By Anchalee Kongkrut
Bangkok, Thailand, March 28, 2016
There has always been a special bond between China and Thailand, which hosts the largest overseas Chinese community in the world. In Thai culture, the Chinese influence is easily traced, through descendants whose origins can be found in rural areas of the southern Chinese mainland, from where their ancestors fled poverty, communism and political oppression to the more hospitable environs of Thailand.
China has always been perceived as a friend — a friend indeed who never leaves a friend in need. The phrase is not just a cliche. Comrades from the mainland have proven their love. During the tom yam koong economic crisis in 1997, this friend lent the debt-ridden Thailand much-needed funds, while other friends gave it the cold shoulder.
To Thais in general, the People’s Republic is a lovely dragon. It never preached nor gave orders after the many coups. Instead it gave cuddly pandas.

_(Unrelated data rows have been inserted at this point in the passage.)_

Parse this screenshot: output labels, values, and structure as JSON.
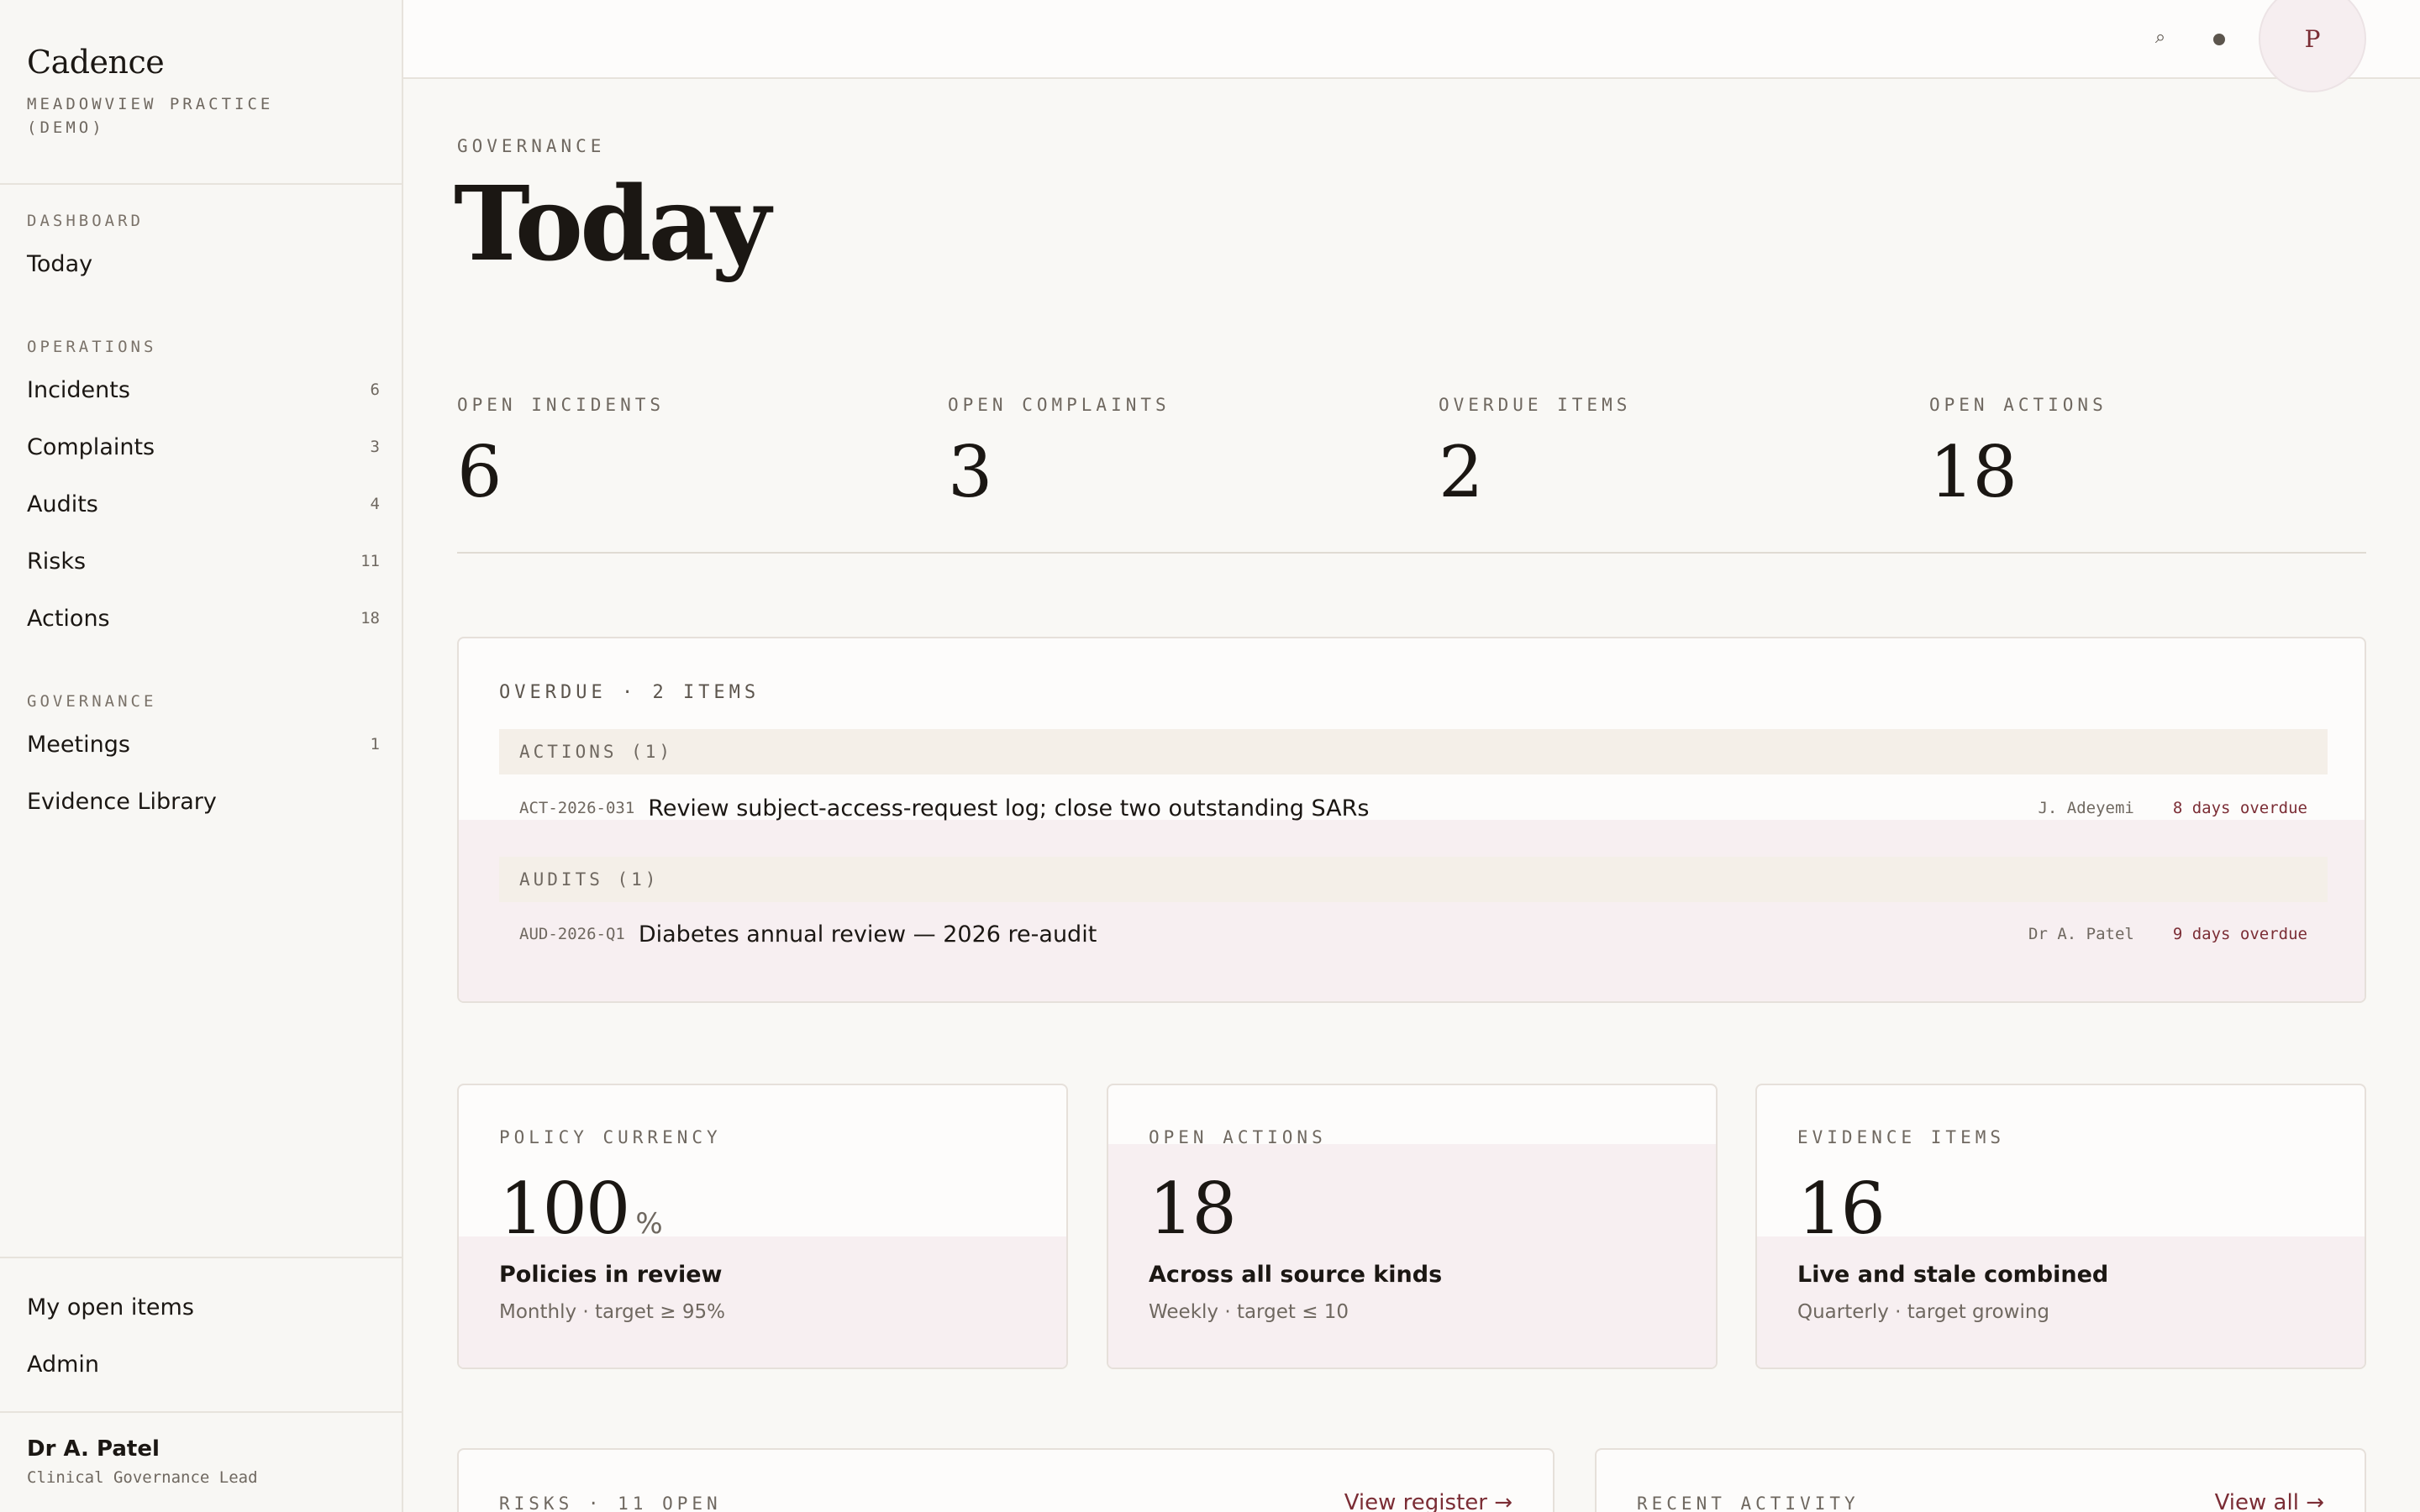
{
  "brand": {
    "name": "Cadence",
    "practice": "Meadowview Practice (demo)"
  },
  "nav": {
    "dashboard": {
      "heading": "Dashboard",
      "items": [
        {
          "label": "Today",
          "count": ""
        }
      ]
    },
    "operations": {
      "heading": "Operations",
      "items": [
        {
          "label": "Incidents",
          "count": "6"
        },
        {
          "label": "Complaints",
          "count": "3"
        },
        {
          "label": "Audits",
          "count": "4"
        },
        {
          "label": "Risks",
          "count": "11"
        },
        {
          "label": "Actions",
          "count": "18"
        }
      ]
    },
    "governance": {
      "heading": "Governance",
      "items": [
        {
          "label": "Meetings",
          "count": "1"
        },
        {
          "label": "Evidence Library",
          "count": ""
        }
      ]
    },
    "footer_items": [
      {
        "label": "My open items"
      },
      {
        "label": "Admin"
      }
    ]
  },
  "user": {
    "name": "Dr A. Patel",
    "role": "Clinical Governance Lead"
  },
  "topbar": {
    "search_icon": "⌕",
    "avatar_initial": "P"
  },
  "page": {
    "eyebrow": "Governance",
    "title": "Today"
  },
  "stats": [
    {
      "label": "Open Incidents",
      "value": "6"
    },
    {
      "label": "Open Complaints",
      "value": "3"
    },
    {
      "label": "Overdue Items",
      "value": "2"
    },
    {
      "label": "Open Actions",
      "value": "18"
    }
  ],
  "overdue": {
    "title": "Overdue · 2 items",
    "groups": [
      {
        "heading": "Actions (1)",
        "items": [
          {
            "id": "ACT-2026-031",
            "title": "Review subject-access-request log; close two outstanding SARs",
            "owner": "J. Adeyemi",
            "status": "8 days overdue"
          }
        ]
      },
      {
        "heading": "Audits (1)",
        "items": [
          {
            "id": "AUD-2026-Q1",
            "title": "Diabetes annual review — 2026 re-audit",
            "owner": "Dr A. Patel",
            "status": "9 days overdue"
          }
        ]
      }
    ]
  },
  "metrics": [
    {
      "label": "Policy Currency",
      "value": "100",
      "unit": "%",
      "caption": "Policies in review",
      "sub": "Monthly · target ≥ 95%"
    },
    {
      "label": "Open Actions",
      "value": "18",
      "unit": "",
      "caption": "Across all source kinds",
      "sub": "Weekly · target ≤ 10"
    },
    {
      "label": "Evidence Items",
      "value": "16",
      "unit": "",
      "caption": "Live and stale combined",
      "sub": "Quarterly · target growing"
    }
  ],
  "bottom_cards": [
    {
      "title": "Risks · 11 open",
      "link": "View register →"
    },
    {
      "title": "Recent activity",
      "link": "View all →"
    }
  ],
  "colors": {
    "accent": "#7b2d35",
    "tint": "#f7eff1",
    "background": "#f9f8f5"
  }
}
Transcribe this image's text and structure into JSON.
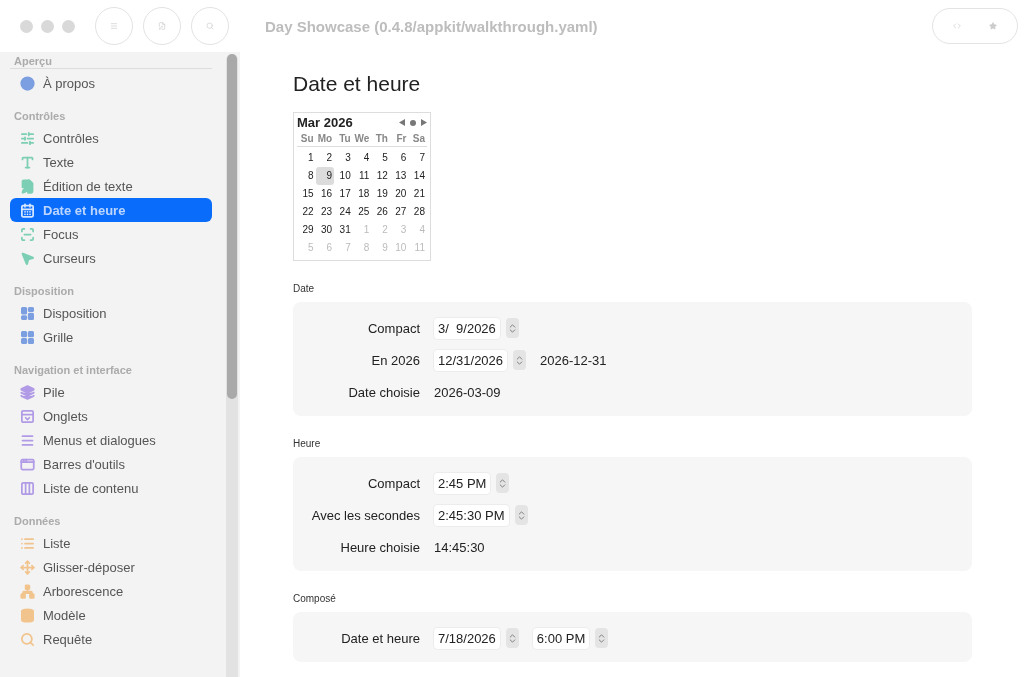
{
  "window": {
    "title": "Day Showcase (0.4.8/appkit/walkthrough.yaml)"
  },
  "sidebar": {
    "sections": [
      {
        "title": "Aperçu",
        "items": [
          {
            "label": "À propos",
            "selected": false,
            "color": "#7b9fe0"
          }
        ]
      },
      {
        "title": "Contrôles",
        "items": [
          {
            "label": "Contrôles",
            "selected": false,
            "color": "#7ccfb4"
          },
          {
            "label": "Texte",
            "selected": false,
            "color": "#7ccfb4"
          },
          {
            "label": "Édition de texte",
            "selected": false,
            "color": "#7ccfb4"
          },
          {
            "label": "Date et heure",
            "selected": true
          },
          {
            "label": "Focus",
            "selected": false,
            "color": "#7ccfb4"
          },
          {
            "label": "Curseurs",
            "selected": false,
            "color": "#7ccfb4"
          }
        ]
      },
      {
        "title": "Disposition",
        "items": [
          {
            "label": "Disposition",
            "selected": false,
            "color": "#7b9fe0"
          },
          {
            "label": "Grille",
            "selected": false,
            "color": "#7b9fe0"
          }
        ]
      },
      {
        "title": "Navigation et interface",
        "items": [
          {
            "label": "Pile",
            "selected": false,
            "color": "#b19be6"
          },
          {
            "label": "Onglets",
            "selected": false,
            "color": "#b19be6"
          },
          {
            "label": "Menus et dialogues",
            "selected": false,
            "color": "#b19be6"
          },
          {
            "label": "Barres d'outils",
            "selected": false,
            "color": "#b19be6"
          },
          {
            "label": "Liste de contenu",
            "selected": false,
            "color": "#b19be6"
          }
        ]
      },
      {
        "title": "Données",
        "items": [
          {
            "label": "Liste",
            "selected": false,
            "color": "#f2c48d"
          },
          {
            "label": "Glisser-déposer",
            "selected": false,
            "color": "#f2c48d"
          },
          {
            "label": "Arborescence",
            "selected": false,
            "color": "#f2c48d"
          },
          {
            "label": "Modèle",
            "selected": false,
            "color": "#f2c48d"
          },
          {
            "label": "Requête",
            "selected": false,
            "color": "#f2c48d"
          }
        ]
      }
    ]
  },
  "page": {
    "title": "Date et heure",
    "calendar": {
      "month": "Mar 2026",
      "weekdays": [
        "Su",
        "Mo",
        "Tu",
        "We",
        "Th",
        "Fr",
        "Sa"
      ],
      "weeks": [
        [
          {
            "label": "1",
            "outside": false,
            "selected": false
          },
          {
            "label": "2",
            "outside": false,
            "selected": false
          },
          {
            "label": "3",
            "outside": false,
            "selected": false
          },
          {
            "label": "4",
            "outside": false,
            "selected": false
          },
          {
            "label": "5",
            "outside": false,
            "selected": false
          },
          {
            "label": "6",
            "outside": false,
            "selected": false
          },
          {
            "label": "7",
            "outside": false,
            "selected": false
          }
        ],
        [
          {
            "label": "8",
            "outside": false,
            "selected": false
          },
          {
            "label": "9",
            "outside": false,
            "selected": true
          },
          {
            "label": "10",
            "outside": false,
            "selected": false
          },
          {
            "label": "11",
            "outside": false,
            "selected": false
          },
          {
            "label": "12",
            "outside": false,
            "selected": false
          },
          {
            "label": "13",
            "outside": false,
            "selected": false
          },
          {
            "label": "14",
            "outside": false,
            "selected": false
          }
        ],
        [
          {
            "label": "15",
            "outside": false,
            "selected": false
          },
          {
            "label": "16",
            "outside": false,
            "selected": false
          },
          {
            "label": "17",
            "outside": false,
            "selected": false
          },
          {
            "label": "18",
            "outside": false,
            "selected": false
          },
          {
            "label": "19",
            "outside": false,
            "selected": false
          },
          {
            "label": "20",
            "outside": false,
            "selected": false
          },
          {
            "label": "21",
            "outside": false,
            "selected": false
          }
        ],
        [
          {
            "label": "22",
            "outside": false,
            "selected": false
          },
          {
            "label": "23",
            "outside": false,
            "selected": false
          },
          {
            "label": "24",
            "outside": false,
            "selected": false
          },
          {
            "label": "25",
            "outside": false,
            "selected": false
          },
          {
            "label": "26",
            "outside": false,
            "selected": false
          },
          {
            "label": "27",
            "outside": false,
            "selected": false
          },
          {
            "label": "28",
            "outside": false,
            "selected": false
          }
        ],
        [
          {
            "label": "29",
            "outside": false,
            "selected": false
          },
          {
            "label": "30",
            "outside": false,
            "selected": false
          },
          {
            "label": "31",
            "outside": false,
            "selected": false
          },
          {
            "label": "1",
            "outside": true,
            "selected": false
          },
          {
            "label": "2",
            "outside": true,
            "selected": false
          },
          {
            "label": "3",
            "outside": true,
            "selected": false
          },
          {
            "label": "4",
            "outside": true,
            "selected": false
          }
        ],
        [
          {
            "label": "5",
            "outside": true,
            "selected": false
          },
          {
            "label": "6",
            "outside": true,
            "selected": false
          },
          {
            "label": "7",
            "outside": true,
            "selected": false
          },
          {
            "label": "8",
            "outside": true,
            "selected": false
          },
          {
            "label": "9",
            "outside": true,
            "selected": false
          },
          {
            "label": "10",
            "outside": true,
            "selected": false
          },
          {
            "label": "11",
            "outside": true,
            "selected": false
          }
        ]
      ]
    },
    "groups": [
      {
        "title": "Date",
        "rows": [
          {
            "kind": "picker",
            "label": "Compact",
            "value": "3/  9/2026"
          },
          {
            "kind": "picker",
            "label": "En 2026",
            "value": "12/31/2026",
            "extra": "2026-12-31"
          },
          {
            "kind": "text",
            "label": "Date choisie",
            "value": "2026-03-09"
          }
        ]
      },
      {
        "title": "Heure",
        "rows": [
          {
            "kind": "picker",
            "label": "Compact",
            "value": "2:45 PM"
          },
          {
            "kind": "picker",
            "label": "Avec les secondes",
            "value": "2:45:30 PM"
          },
          {
            "kind": "text",
            "label": "Heure choisie",
            "value": "14:45:30"
          }
        ]
      },
      {
        "title": "Composé",
        "rows": [
          {
            "kind": "pair",
            "label": "Date et heure",
            "value": "7/18/2026",
            "value2": "6:00 PM"
          }
        ]
      }
    ]
  }
}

Despite the close bonds between the Chinese government and the military regime, ties are showing signs of fraying at the people-to-people level. Many Thais look down on Chinese tourists and laugh at their raucous behaviour and poor manners, while showing dismay at Chinese investors opening businesses that compete with local tourism operators, at their land grabs to create and enlarge new Chinese communities. All this is triggering Sinophobia. The difference is, these richer comrades don’t care.
My personal view is that Thais are grappling with a new reality. The derailed high-speed train project shows that Beijing does not just want to provide loans and sell train technology, but needs land for development. Another concern is Chinese dams controlling Mekong River water upstream, or in the area known as Lancang. Beijing is controlling tap water for Mekong countries, where it has invested massively to turn the area into a strategic new market and investment ground.
Not so favourable in my view is news of discontent and protest among Myanmar labourers towards mining projects operated by the Chinese, and attacks on Chinese businessmen and citizens in Laos. Chinese investors are also criticised for their poor treatment of labourers in some African countries.
Read more at Bangkok Post